What is needed is an exact copy of the records, with the images left out.

※ ※ ※

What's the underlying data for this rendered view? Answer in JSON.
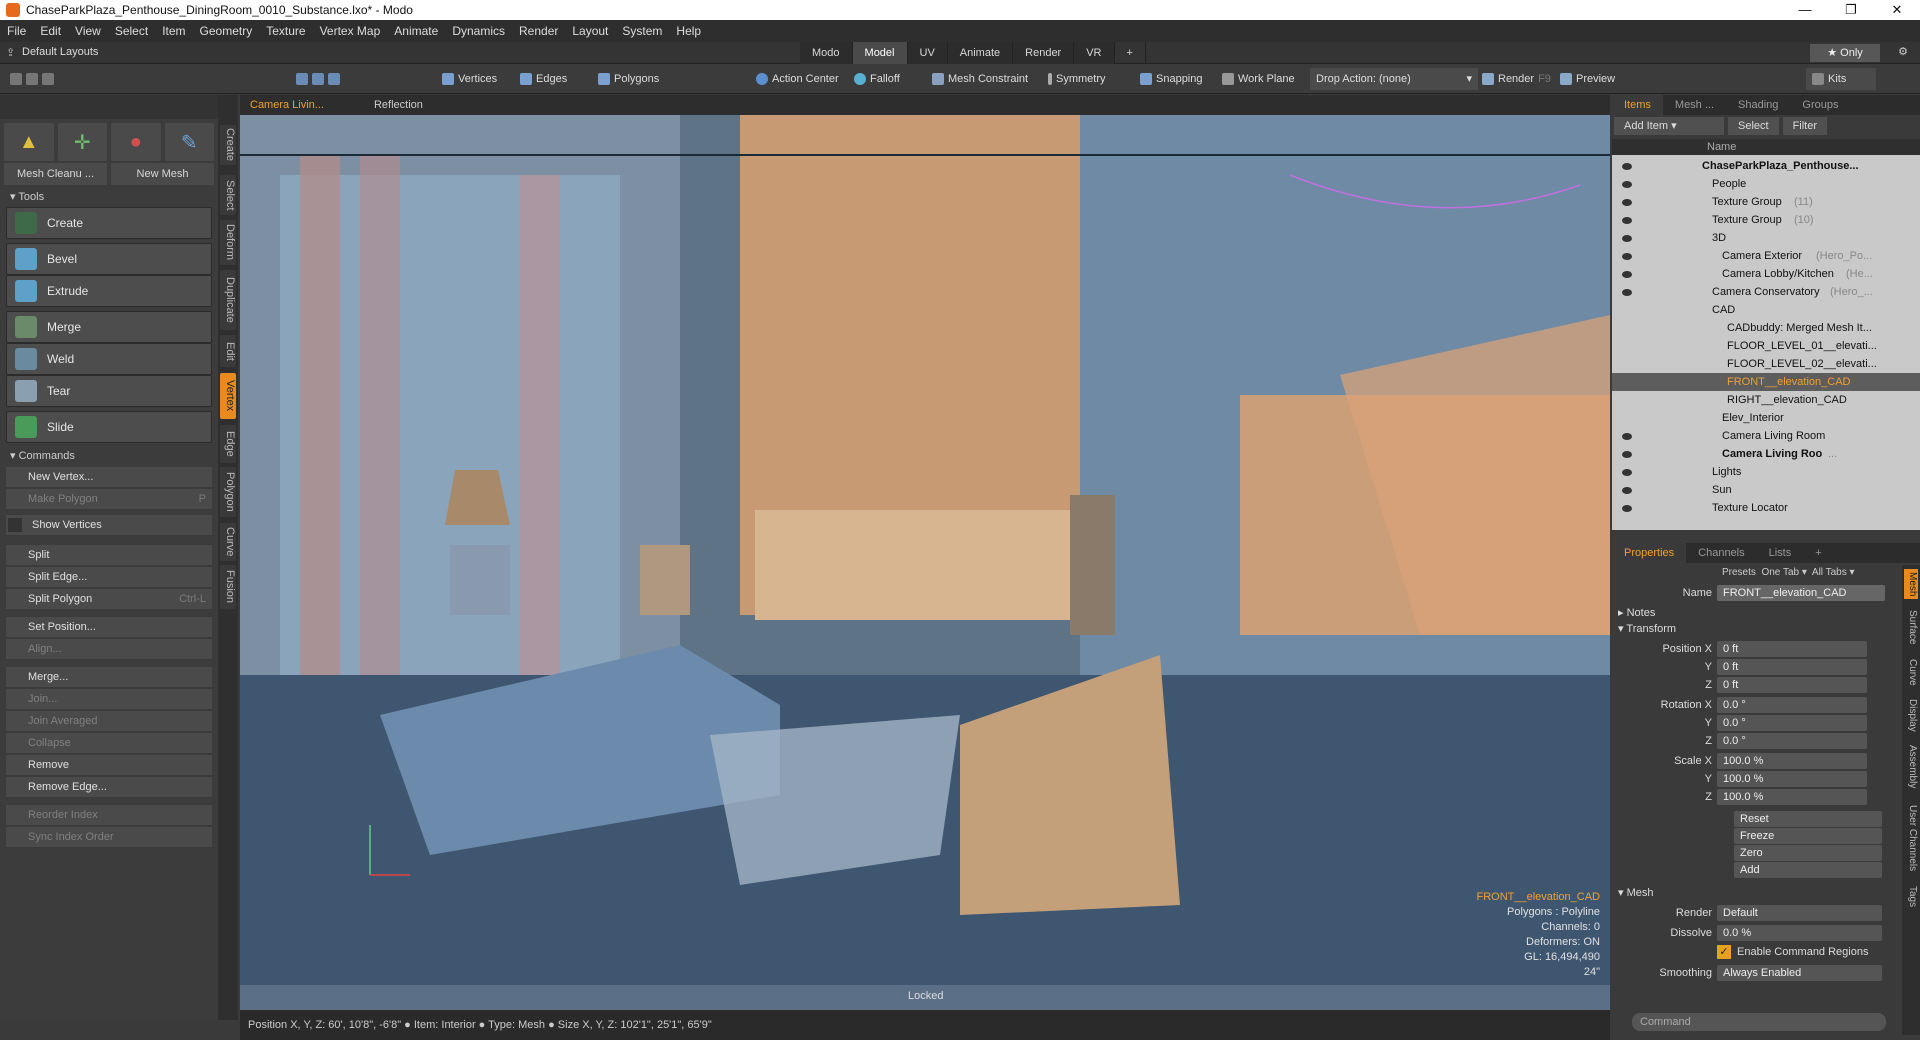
{
  "window": {
    "title": "ChaseParkPlaza_Penthouse_DiningRoom_0010_Substance.lxo* - Modo",
    "controls": [
      "—",
      "❐",
      "✕"
    ]
  },
  "menu": [
    "File",
    "Edit",
    "View",
    "Select",
    "Item",
    "Geometry",
    "Texture",
    "Vertex Map",
    "Animate",
    "Dynamics",
    "Render",
    "Layout",
    "System",
    "Help"
  ],
  "layout": {
    "label": "Default Layouts",
    "tabs": [
      "Modo",
      "Model",
      "UV",
      "Animate",
      "Render",
      "VR",
      "+"
    ],
    "active_tab": "Model",
    "only_label": "Only"
  },
  "toolbar": {
    "vertices": "Vertices",
    "edges": "Edges",
    "polygons": "Polygons",
    "action_center": "Action Center",
    "falloff": "Falloff",
    "mesh_constraint": "Mesh Constraint",
    "symmetry": "Symmetry",
    "snapping": "Snapping",
    "work_plane": "Work Plane",
    "drop_action": "Drop Action: (none)",
    "render": "Render",
    "render_key": "F9",
    "preview": "Preview",
    "kits": "Kits"
  },
  "left": {
    "mesh_cleanup": "Mesh Cleanu ...",
    "new_mesh": "New Mesh",
    "tools_header": "Tools",
    "tools": {
      "create": "Create",
      "bevel": "Bevel",
      "extrude": "Extrude",
      "merge": "Merge",
      "weld": "Weld",
      "tear": "Tear",
      "slide": "Slide"
    },
    "commands_header": "Commands",
    "commands": {
      "new_vertex": "New Vertex...",
      "make_polygon": "Make Polygon",
      "make_polygon_key": "P",
      "show_vertices": "Show Vertices",
      "split": "Split",
      "split_edge": "Split Edge...",
      "split_polygon": "Split Polygon",
      "split_polygon_key": "Ctrl-L",
      "set_position": "Set Position...",
      "align": "Align...",
      "merge": "Merge...",
      "join": "Join...",
      "join_averaged": "Join Averaged",
      "collapse": "Collapse",
      "remove": "Remove",
      "remove_edge": "Remove Edge...",
      "reorder_index": "Reorder Index",
      "sync_index_order": "Sync Index Order"
    },
    "vtabs": [
      "Create",
      "Select",
      "Deform",
      "Duplicate",
      "Edit",
      "Vertex",
      "Edge",
      "Polygon",
      "Curve",
      "Fusion"
    ]
  },
  "viewport": {
    "camera": "Camera Livin...",
    "shading": "Reflection",
    "info": {
      "selection": "FRONT__elevation_CAD",
      "polygons": "Polygons : Polyline",
      "channels": "Channels: 0",
      "deformers": "Deformers: ON",
      "gl": "GL: 16,494,490",
      "focal": "24\""
    },
    "locked": "Locked"
  },
  "status": "Position X, Y, Z:  60', 10'8\", -6'8\"  ● Item: Interior ● Type: Mesh ● Size X, Y, Z:  102'1\", 25'1\", 65'9\"",
  "right": {
    "top_tabs": [
      "Items",
      "Mesh ...",
      "Shading",
      "Groups"
    ],
    "add_item": "Add Item",
    "select": "Select",
    "filter": "Filter",
    "tree_header": "Name",
    "tree": [
      {
        "label": "ChaseParkPlaza_Penthouse...",
        "suffix": "",
        "indent": 90,
        "eye": true
      },
      {
        "label": "People",
        "suffix": "",
        "indent": 100,
        "eye": true
      },
      {
        "label": "Texture Group",
        "suffix": "(11)",
        "indent": 100,
        "eye": true
      },
      {
        "label": "Texture Group",
        "suffix": "(10)",
        "indent": 100,
        "eye": true
      },
      {
        "label": "3D",
        "suffix": "",
        "indent": 100,
        "eye": true
      },
      {
        "label": "Camera Exterior",
        "suffix": "(Hero_Po...",
        "indent": 110,
        "eye": true
      },
      {
        "label": "Camera Lobby/Kitchen",
        "suffix": "(He...",
        "indent": 110,
        "eye": true
      },
      {
        "label": "Camera Conservatory",
        "suffix": "(Hero_...",
        "indent": 100,
        "eye": true
      },
      {
        "label": "CAD",
        "suffix": "",
        "indent": 100,
        "eye": false
      },
      {
        "label": "CADbuddy: Merged Mesh It...",
        "suffix": "",
        "indent": 115,
        "eye": false
      },
      {
        "label": "FLOOR_LEVEL_01__elevati...",
        "suffix": "",
        "indent": 115,
        "eye": false
      },
      {
        "label": "FLOOR_LEVEL_02__elevati...",
        "suffix": "",
        "indent": 115,
        "eye": false
      },
      {
        "label": "FRONT__elevation_CAD",
        "suffix": "",
        "indent": 115,
        "eye": false,
        "selected": true
      },
      {
        "label": "RIGHT__elevation_CAD",
        "suffix": "",
        "indent": 115,
        "eye": false
      },
      {
        "label": "Elev_Interior",
        "suffix": "",
        "indent": 110,
        "eye": false
      },
      {
        "label": "Camera Living Room",
        "suffix": "",
        "indent": 110,
        "eye": true
      },
      {
        "label": "Camera Living Roo",
        "suffix": "...",
        "indent": 110,
        "eye": true
      },
      {
        "label": "Lights",
        "suffix": "",
        "indent": 100,
        "eye": true
      },
      {
        "label": "Sun",
        "suffix": "",
        "indent": 100,
        "eye": true
      },
      {
        "label": "Texture Locator",
        "suffix": "",
        "indent": 100,
        "eye": true
      }
    ],
    "prop_tabs": [
      "Properties",
      "Channels",
      "Lists",
      "+"
    ],
    "presets": "Presets",
    "one_tab": "One Tab",
    "all_tabs": "All Tabs",
    "name_label": "Name",
    "name_value": "FRONT__elevation_CAD",
    "notes": "Notes",
    "transform": "Transform",
    "position_label": "Position X",
    "pos": [
      "0 ft",
      "0 ft",
      "0 ft"
    ],
    "rotation_label": "Rotation X",
    "rot": [
      "0.0 °",
      "0.0 °",
      "0.0 °"
    ],
    "scale_label": "Scale X",
    "scl": [
      "100.0 %",
      "100.0 %",
      "100.0 %"
    ],
    "y": "Y",
    "z": "Z",
    "actions": [
      "Reset",
      "Freeze",
      "Zero",
      "Add"
    ],
    "mesh": "Mesh",
    "render_label": "Render",
    "render_value": "Default",
    "dissolve_label": "Dissolve",
    "dissolve_value": "0.0 %",
    "enable_cmd": "Enable Command Regions",
    "smoothing_label": "Smoothing",
    "smoothing_value": "Always Enabled",
    "side_tabs": [
      "Mesh",
      "Surface",
      "Curve",
      "Display",
      "Assembly",
      "User Channels",
      "Tags"
    ],
    "command": "Command"
  }
}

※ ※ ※

**Output**
What's the underlying data for this rendered view? Answer in JSON.
{
  "window": {
    "title": "ChaseParkPlaza_Penthouse_DiningRoom_0010_Substance.lxo* - Modo",
    "controls": [
      "—",
      "❐",
      "✕"
    ]
  },
  "menu": [
    "File",
    "Edit",
    "View",
    "Select",
    "Item",
    "Geometry",
    "Texture",
    "Vertex Map",
    "Animate",
    "Dynamics",
    "Render",
    "Layout",
    "System",
    "Help"
  ],
  "layout": {
    "label": "Default Layouts",
    "tabs": [
      "Modo",
      "Model",
      "UV",
      "Animate",
      "Render",
      "VR",
      "+"
    ],
    "active_tab": "Model",
    "only_label": "Only"
  },
  "toolbar": {
    "vertices": "Vertices",
    "edges": "Edges",
    "polygons": "Polygons",
    "action_center": "Action Center",
    "falloff": "Falloff",
    "mesh_constraint": "Mesh Constraint",
    "symmetry": "Symmetry",
    "snapping": "Snapping",
    "work_plane": "Work Plane",
    "drop_action": "Drop Action: (none)",
    "render": "Render",
    "render_key": "F9",
    "preview": "Preview",
    "kits": "Kits"
  },
  "left": {
    "mesh_cleanup": "Mesh Cleanu ...",
    "new_mesh": "New Mesh",
    "tools_header": "Tools",
    "tools": {
      "create": "Create",
      "bevel": "Bevel",
      "extrude": "Extrude",
      "merge": "Merge",
      "weld": "Weld",
      "tear": "Tear",
      "slide": "Slide"
    },
    "commands_header": "Commands",
    "commands": {
      "new_vertex": "New Vertex...",
      "make_polygon": "Make Polygon",
      "make_polygon_key": "P",
      "show_vertices": "Show Vertices",
      "split": "Split",
      "split_edge": "Split Edge...",
      "split_polygon": "Split Polygon",
      "split_polygon_key": "Ctrl-L",
      "set_position": "Set Position...",
      "align": "Align...",
      "merge": "Merge...",
      "join": "Join...",
      "join_averaged": "Join Averaged",
      "collapse": "Collapse",
      "remove": "Remove",
      "remove_edge": "Remove Edge...",
      "reorder_index": "Reorder Index",
      "sync_index_order": "Sync Index Order"
    },
    "vtabs": [
      "Create",
      "Select",
      "Deform",
      "Duplicate",
      "Edit",
      "Vertex",
      "Edge",
      "Polygon",
      "Curve",
      "Fusion"
    ]
  },
  "viewport": {
    "camera": "Camera Livin...",
    "shading": "Reflection",
    "info": {
      "selection": "FRONT__elevation_CAD",
      "polygons": "Polygons : Polyline",
      "channels": "Channels: 0",
      "deformers": "Deformers: ON",
      "gl": "GL: 16,494,490",
      "focal": "24\""
    },
    "locked": "Locked"
  },
  "status": "Position X, Y, Z:  60', 10'8\", -6'8\"  ● Item: Interior ● Type: Mesh ● Size X, Y, Z:  102'1\", 25'1\", 65'9\"",
  "right": {
    "top_tabs": [
      "Items",
      "Mesh ...",
      "Shading",
      "Groups"
    ],
    "add_item": "Add Item",
    "select": "Select",
    "filter": "Filter",
    "tree_header": "Name",
    "tree": [
      {
        "label": "ChaseParkPlaza_Penthouse...",
        "suffix": "",
        "indent": 90,
        "eye": true
      },
      {
        "label": "People",
        "suffix": "",
        "indent": 100,
        "eye": true
      },
      {
        "label": "Texture Group",
        "suffix": "(11)",
        "indent": 100,
        "eye": true
      },
      {
        "label": "Texture Group",
        "suffix": "(10)",
        "indent": 100,
        "eye": true
      },
      {
        "label": "3D",
        "suffix": "",
        "indent": 100,
        "eye": true
      },
      {
        "label": "Camera Exterior",
        "suffix": "(Hero_Po...",
        "indent": 110,
        "eye": true
      },
      {
        "label": "Camera Lobby/Kitchen",
        "suffix": "(He...",
        "indent": 110,
        "eye": true
      },
      {
        "label": "Camera Conservatory",
        "suffix": "(Hero_...",
        "indent": 100,
        "eye": true
      },
      {
        "label": "CAD",
        "suffix": "",
        "indent": 100,
        "eye": false
      },
      {
        "label": "CADbuddy: Merged Mesh It...",
        "suffix": "",
        "indent": 115,
        "eye": false
      },
      {
        "label": "FLOOR_LEVEL_01__elevati...",
        "suffix": "",
        "indent": 115,
        "eye": false
      },
      {
        "label": "FLOOR_LEVEL_02__elevati...",
        "suffix": "",
        "indent": 115,
        "eye": false
      },
      {
        "label": "FRONT__elevation_CAD",
        "suffix": "",
        "indent": 115,
        "eye": false,
        "selected": true
      },
      {
        "label": "RIGHT__elevation_CAD",
        "suffix": "",
        "indent": 115,
        "eye": false
      },
      {
        "label": "Elev_Interior",
        "suffix": "",
        "indent": 110,
        "eye": false
      },
      {
        "label": "Camera Living Room",
        "suffix": "",
        "indent": 110,
        "eye": true
      },
      {
        "label": "Camera Living Roo",
        "suffix": "...",
        "indent": 110,
        "eye": true
      },
      {
        "label": "Lights",
        "suffix": "",
        "indent": 100,
        "eye": true
      },
      {
        "label": "Sun",
        "suffix": "",
        "indent": 100,
        "eye": true
      },
      {
        "label": "Texture Locator",
        "suffix": "",
        "indent": 100,
        "eye": true
      }
    ],
    "prop_tabs": [
      "Properties",
      "Channels",
      "Lists",
      "+"
    ],
    "presets": "Presets",
    "one_tab": "One Tab",
    "all_tabs": "All Tabs",
    "name_label": "Name",
    "name_value": "FRONT__elevation_CAD",
    "notes": "Notes",
    "transform": "Transform",
    "position_label": "Position X",
    "pos": [
      "0 ft",
      "0 ft",
      "0 ft"
    ],
    "rotation_label": "Rotation X",
    "rot": [
      "0.0 °",
      "0.0 °",
      "0.0 °"
    ],
    "scale_label": "Scale X",
    "scl": [
      "100.0 %",
      "100.0 %",
      "100.0 %"
    ],
    "y": "Y",
    "z": "Z",
    "actions": [
      "Reset",
      "Freeze",
      "Zero",
      "Add"
    ],
    "mesh": "Mesh",
    "render_label": "Render",
    "render_value": "Default",
    "dissolve_label": "Dissolve",
    "dissolve_value": "0.0 %",
    "enable_cmd": "Enable Command Regions",
    "smoothing_label": "Smoothing",
    "smoothing_value": "Always Enabled",
    "side_tabs": [
      "Mesh",
      "Surface",
      "Curve",
      "Display",
      "Assembly",
      "User Channels",
      "Tags"
    ],
    "command": "Command"
  }
}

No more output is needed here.